Other support surfaces that applied less than 32mmHg of pressure to particular anatomical sites where pressure ulcers might occur, but not the whole body, were called pressure reduction surfaces.

While pressure relief or pressure reduction was used to define support surfaces there was no agreed pressure measurement protocol through which each support surface could be evaluated. The failure to agree measurement protocols resulted in manufacturers and researchers using a wide variety of pressure measurement sensors, different patient and volunteer groups and several anatomical sites (eg sacrum, ischial tuberosities and heels) to examine how support surfaces influenced the pressure exerted on the body. This reduced the ability of clinicians and researchers to compare the statistics on pressure measurements available in the literature.

A flawed system

Unfortunately there were flaws with this system of support surface classification[1]. Firstly, the selection of 32mmHg as a pressure threshold had limited relevance for the development of pressure ulcers. This is because the mean capillary pressure applied at the skin's surface is a poor indicator of pressure damage given that capillary pressures change over time and upon varying internal and extrinsic stimuli.

Similarly, the transmission of pressure within skin and soft tissue is a complex mechanical process with internal tissue changes not totally dependent upon the pressure measured at the skin surface and with different individuals having an increased or decreased tolerance to applied loads.  

Secondly, a support surface classification based upon measured pressure at the skin's surface meant that no support surface appeared to relieve high pressure applied to the heels. Heel pressures are naturally high given the small area of contact between the heel and the support surface that must bear the weight of the foot and lower limb. In one human volunteer study, interface pressure was measured at the buttock or heel while subjects rested upon an air-fluidised bed, often considered to be a pressure-relief surface. However, while mean buttock pressure was low (2.65 kPa while supine, around 21mmHg), heel pressures were much higher (mean heel pressure 7.08 kPa equivalent to 56mmHg and far higher than the 32mmHg 'safe' pressure threshold)[2].  

 

 

 

 

The final flaw with the pressure-based classification lies in the use of terms such as pressure-reducing or relieving.  When a person lies or sits upon a support surface, the pressures acting upon their body are the result of their body weight divided by the area of the body in contact with the support surface.  Accepting that body weight can be considered as a constant, then altering the pressure depends upon increasing or decreasing the area of the body that is in contact with the support surface. As the pressure at one location, for example the sacrum, decreases, other areas of the body will bear a higher share of body weight burden, in essence redistributing body weight from one anatomical site to another.  For this reason the term pressure redistribution should now replace pressure relief or pressure reduction[1,3].   

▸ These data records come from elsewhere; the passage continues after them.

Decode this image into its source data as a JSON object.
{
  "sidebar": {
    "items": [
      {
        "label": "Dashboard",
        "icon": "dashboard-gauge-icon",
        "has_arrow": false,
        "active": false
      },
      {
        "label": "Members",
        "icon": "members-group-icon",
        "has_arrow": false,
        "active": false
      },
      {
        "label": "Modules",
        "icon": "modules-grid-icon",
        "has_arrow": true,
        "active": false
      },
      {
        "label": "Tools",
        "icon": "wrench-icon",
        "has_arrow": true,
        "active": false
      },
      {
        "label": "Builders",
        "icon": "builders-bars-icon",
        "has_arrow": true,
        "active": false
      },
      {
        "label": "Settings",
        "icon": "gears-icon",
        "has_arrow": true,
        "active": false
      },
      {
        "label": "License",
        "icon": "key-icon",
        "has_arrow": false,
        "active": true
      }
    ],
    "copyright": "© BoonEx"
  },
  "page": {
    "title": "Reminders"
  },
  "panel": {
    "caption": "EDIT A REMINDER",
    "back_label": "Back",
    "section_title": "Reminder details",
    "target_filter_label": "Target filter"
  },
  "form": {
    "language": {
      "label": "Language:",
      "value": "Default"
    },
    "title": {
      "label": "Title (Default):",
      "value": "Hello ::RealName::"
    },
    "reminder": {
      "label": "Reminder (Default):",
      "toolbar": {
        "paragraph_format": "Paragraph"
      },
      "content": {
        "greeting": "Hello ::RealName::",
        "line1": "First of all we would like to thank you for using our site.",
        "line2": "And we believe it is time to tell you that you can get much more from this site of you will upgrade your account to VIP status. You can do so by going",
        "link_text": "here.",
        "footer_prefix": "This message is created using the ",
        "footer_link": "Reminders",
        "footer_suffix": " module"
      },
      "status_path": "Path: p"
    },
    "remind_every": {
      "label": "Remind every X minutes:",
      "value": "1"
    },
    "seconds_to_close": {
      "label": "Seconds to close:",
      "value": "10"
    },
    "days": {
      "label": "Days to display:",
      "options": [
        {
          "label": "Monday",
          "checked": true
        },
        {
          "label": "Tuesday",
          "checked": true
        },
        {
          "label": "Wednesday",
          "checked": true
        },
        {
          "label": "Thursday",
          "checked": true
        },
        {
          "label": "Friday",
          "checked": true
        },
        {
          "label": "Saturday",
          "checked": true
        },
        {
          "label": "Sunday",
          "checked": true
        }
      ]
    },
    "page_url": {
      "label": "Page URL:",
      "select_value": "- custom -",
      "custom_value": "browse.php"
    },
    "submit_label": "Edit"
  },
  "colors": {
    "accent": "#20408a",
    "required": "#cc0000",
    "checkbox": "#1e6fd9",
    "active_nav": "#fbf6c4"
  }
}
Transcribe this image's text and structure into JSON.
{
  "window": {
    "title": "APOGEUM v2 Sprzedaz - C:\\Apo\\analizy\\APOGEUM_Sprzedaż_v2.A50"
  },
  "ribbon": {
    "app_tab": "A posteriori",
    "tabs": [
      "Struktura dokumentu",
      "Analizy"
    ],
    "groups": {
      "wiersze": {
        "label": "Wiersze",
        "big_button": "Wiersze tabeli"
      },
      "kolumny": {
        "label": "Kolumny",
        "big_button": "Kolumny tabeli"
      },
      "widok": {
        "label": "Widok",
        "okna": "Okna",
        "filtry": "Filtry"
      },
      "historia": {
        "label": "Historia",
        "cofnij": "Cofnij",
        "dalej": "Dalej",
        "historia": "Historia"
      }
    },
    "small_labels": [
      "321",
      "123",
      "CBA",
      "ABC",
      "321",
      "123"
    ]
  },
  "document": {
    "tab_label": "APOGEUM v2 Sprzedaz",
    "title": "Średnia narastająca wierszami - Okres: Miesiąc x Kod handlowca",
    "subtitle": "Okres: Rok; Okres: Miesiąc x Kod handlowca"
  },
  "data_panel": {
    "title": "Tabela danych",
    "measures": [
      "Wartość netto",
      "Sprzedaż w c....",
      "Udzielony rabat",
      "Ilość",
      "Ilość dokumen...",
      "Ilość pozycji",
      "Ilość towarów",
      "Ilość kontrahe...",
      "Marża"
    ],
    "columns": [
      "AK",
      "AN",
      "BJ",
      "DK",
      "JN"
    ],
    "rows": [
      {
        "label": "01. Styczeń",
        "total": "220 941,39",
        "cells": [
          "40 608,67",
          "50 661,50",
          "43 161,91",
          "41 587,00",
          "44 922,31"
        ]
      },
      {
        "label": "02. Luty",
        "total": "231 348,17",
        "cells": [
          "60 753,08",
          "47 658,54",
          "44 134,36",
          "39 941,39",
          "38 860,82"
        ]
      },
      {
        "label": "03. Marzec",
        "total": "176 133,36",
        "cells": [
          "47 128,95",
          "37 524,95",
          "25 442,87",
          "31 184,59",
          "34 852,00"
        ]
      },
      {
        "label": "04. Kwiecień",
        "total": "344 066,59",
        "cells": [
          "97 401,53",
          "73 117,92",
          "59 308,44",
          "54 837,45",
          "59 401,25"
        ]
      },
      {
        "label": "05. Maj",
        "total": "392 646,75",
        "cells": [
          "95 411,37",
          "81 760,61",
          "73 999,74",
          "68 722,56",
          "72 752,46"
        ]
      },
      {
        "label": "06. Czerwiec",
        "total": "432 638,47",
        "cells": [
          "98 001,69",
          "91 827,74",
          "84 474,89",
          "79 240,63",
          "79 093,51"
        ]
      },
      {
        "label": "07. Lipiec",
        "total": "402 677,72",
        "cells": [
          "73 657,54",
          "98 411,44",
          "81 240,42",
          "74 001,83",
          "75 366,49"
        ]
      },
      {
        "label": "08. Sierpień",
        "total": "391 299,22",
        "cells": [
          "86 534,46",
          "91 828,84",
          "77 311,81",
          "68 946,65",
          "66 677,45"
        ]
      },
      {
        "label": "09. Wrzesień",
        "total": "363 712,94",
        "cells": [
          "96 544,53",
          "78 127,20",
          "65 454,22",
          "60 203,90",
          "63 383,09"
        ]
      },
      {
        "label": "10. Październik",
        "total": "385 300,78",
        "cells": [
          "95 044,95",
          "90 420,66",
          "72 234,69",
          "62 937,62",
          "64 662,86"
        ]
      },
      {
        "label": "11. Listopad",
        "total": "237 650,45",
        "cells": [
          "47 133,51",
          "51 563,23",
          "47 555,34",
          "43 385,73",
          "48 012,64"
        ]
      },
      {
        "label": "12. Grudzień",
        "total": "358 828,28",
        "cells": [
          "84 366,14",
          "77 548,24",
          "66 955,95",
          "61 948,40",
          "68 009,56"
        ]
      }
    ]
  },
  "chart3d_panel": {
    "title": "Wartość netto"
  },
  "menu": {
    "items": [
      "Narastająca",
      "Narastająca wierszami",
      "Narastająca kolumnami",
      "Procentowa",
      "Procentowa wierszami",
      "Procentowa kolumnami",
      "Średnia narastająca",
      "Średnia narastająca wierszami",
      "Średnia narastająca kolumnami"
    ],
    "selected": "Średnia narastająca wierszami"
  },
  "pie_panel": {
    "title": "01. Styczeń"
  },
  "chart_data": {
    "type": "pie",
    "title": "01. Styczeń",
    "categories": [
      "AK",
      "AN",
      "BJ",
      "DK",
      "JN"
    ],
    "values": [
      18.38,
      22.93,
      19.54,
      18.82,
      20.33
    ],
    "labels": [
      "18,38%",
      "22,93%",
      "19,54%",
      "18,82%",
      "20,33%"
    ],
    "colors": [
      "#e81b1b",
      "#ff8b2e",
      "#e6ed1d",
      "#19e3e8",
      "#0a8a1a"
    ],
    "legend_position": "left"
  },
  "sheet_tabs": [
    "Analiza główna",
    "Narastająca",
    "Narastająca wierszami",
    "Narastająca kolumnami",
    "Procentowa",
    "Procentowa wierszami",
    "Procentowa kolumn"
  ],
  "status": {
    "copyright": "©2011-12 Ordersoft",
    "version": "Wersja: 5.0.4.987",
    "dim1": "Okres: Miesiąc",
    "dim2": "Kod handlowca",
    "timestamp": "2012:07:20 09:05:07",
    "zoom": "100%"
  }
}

There is, however, one exception to the general rule that links pressure changes to increases or decreases in the area of the body in contact with the support surface. This is the use of alternating pressure air mattresses and cushions, often called dynamic support surfaces, where changes in the pressure at vulnerable body sites are initiated by inflating or deflating air cells under the body in a specified sequence, thereby limiting the duration of the pressure applied to each body part.

The flaws in using terms such as pressure reduction and relief have been discussed for over 10 years[1] but these descriptions of support surfaces still occur in product literature and in publications describing the clinical use of support surfaces. This is undoubtedly the result of there being no alternative classification of support surfaces considered valid by industry, clinicians and researchers.